By Kebba Jeffang
The former Principal of Marina International says, to ensure that quality education is realised in The Gambia, the country must be committed to building its human capital as part of many other needed efforts to rebrand the education system.
Madam Patriacia Lamour has left the Gambia nine years ago to head the Aspire Education Group in the United Kingdom as CEO which she co-founded, an institution that develops curriculums, consultancy, among other functions.
It is reported that out of 13, 335 students who sat to 2018 WASSCE exam, only 2,183 candidates or more, have five credits in 2018 but better than 2017 when the score was 1,656. This performance was described as abysmal by many concerned Gambians who criticized the status quo of education system.
In an exclusive at the sideline of Taf Africa Global Conference (TAFCON 2018) in Brufut, held in December, Lamour tasked the government to be committed and see education as the driver of the nation’s development and also a solving tool for the country’s problem using the means of creativity, intellect and practical skills.
She strongly suggested that the country’s curriculum must be redone to fit the realities on the ground – discouraging imported policies that can’t fit the demand of the country including the medium in which the message is passed onto students.
As per research she cited: “There is evidence being shown that children who were not taught in their mother tongue first are not doing well in school. It’s impeding them (students) because they are being taught English language as if it was your first language when it was not.”
She encouraged the use of home languages such as Wolof, Mandingo, Fula and others to be prioritized in school systems.
“Do you know in Europe you have people doing their PhDs in African history and languages? Yet within our countries themselves we have not taken it to that level, and it is yours. If other people are getting PhDs what do you expect in your own stuff,” she asked rhetorically.
Madam Lamour recalled her time at Marina International when she introduced African literature for GSE in the school including the works of some Gambians like Nana Grey-Johnson.
“For the area of academic, it is necessary to re-develop the curriculum,” she said.
The Gambia has different skills training centres that were built to encourage skills development in the country. However, they have not been seen as equal in opportunities compared to the academic area.
“Skills training is key but if somebody is from the academic background, you look down on one from skills training. You need to be building cities and it is not lawyers and doctors who are building it but craft people, technical people. They must be seen as on a par with the lawyers,” she said.
She said Gambia needs to prepare its human capital to increase capacity through skills training by balancing opportunities in terms of privileges in studying and earning level.
“The government is supposed to be for the people. They have to represent the people and unfortunately, we depend on external aid.
“I believe the contract with the citizens is weak because in most developed countries their citizens constitute tax payers and therefore, they are the pay masters of the government. The Gambian people are not the pay masters of the government. What should happen is more job creation on entrepreneurship or public job creation,” she said.

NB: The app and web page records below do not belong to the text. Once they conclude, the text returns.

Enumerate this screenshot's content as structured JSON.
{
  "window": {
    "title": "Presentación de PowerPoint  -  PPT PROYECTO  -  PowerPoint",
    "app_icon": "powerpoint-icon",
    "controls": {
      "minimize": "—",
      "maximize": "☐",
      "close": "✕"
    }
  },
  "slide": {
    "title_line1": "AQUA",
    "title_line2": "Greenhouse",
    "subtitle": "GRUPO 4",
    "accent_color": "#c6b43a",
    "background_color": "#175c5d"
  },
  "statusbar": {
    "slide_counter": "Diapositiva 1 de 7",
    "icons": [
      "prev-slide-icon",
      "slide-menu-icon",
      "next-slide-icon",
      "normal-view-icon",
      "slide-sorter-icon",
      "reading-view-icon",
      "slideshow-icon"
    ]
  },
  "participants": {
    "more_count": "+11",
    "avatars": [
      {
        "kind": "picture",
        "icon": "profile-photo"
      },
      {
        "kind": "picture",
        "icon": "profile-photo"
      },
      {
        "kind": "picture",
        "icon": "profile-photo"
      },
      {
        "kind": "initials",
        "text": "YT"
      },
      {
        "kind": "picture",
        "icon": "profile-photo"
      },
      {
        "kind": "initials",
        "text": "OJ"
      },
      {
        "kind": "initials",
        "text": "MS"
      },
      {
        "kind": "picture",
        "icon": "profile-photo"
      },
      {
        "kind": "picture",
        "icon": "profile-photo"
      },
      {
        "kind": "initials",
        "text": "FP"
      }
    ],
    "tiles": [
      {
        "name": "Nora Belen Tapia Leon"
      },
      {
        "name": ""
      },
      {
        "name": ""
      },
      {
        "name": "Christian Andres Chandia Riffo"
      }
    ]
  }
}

The National Development Plan (NDP) launched by the government in last year, only allocated 8.34 percent to human capital out of the required target of $US2.4 billion as one of the main cost drivers. Strategy four of the NDP stated investing in people through improved education and health services and building a caring society. It seeks to enhance access to quality and affordable education for both academic and skills trainings.
However, Lamour said this is not enough.
“If you don’t prioritise your human capacity I believe the country is going to fail. It needs a paradigm shift. You should see the people as assets, build their capacities and they can build the country. So, you have to work the talk,” she said.
According to her, it is part of her mission to take part in the development of Gambia when she first came to the country and Africa in general. “I am a Pan African. My passion is education, women leadership and young people.
“I believe that we have to find ways of generating income which brought about ‘education for wealth’, a project being implemented by Aspire Education Group in the UK.
As an education activist, she was motivated to set up the institution along with a friend to work particularly in the black communities where many young black children are not doing well in the education system in Britain.
“There are varieties of reasons but one reason that cut across all these is racism which means that there is low expectation for black children,” she said, adding that the issue of discrimination is another problem in terms of equal opportunities in schools.
“If you consider Africa as a continent with the most geo-political strategic mineral resources on the planet how can it be poor? They can only be poor because they are not in control of their resources,” she asserted.
She said African leaders failed to manage their resources properly and get value from it which other people are doing.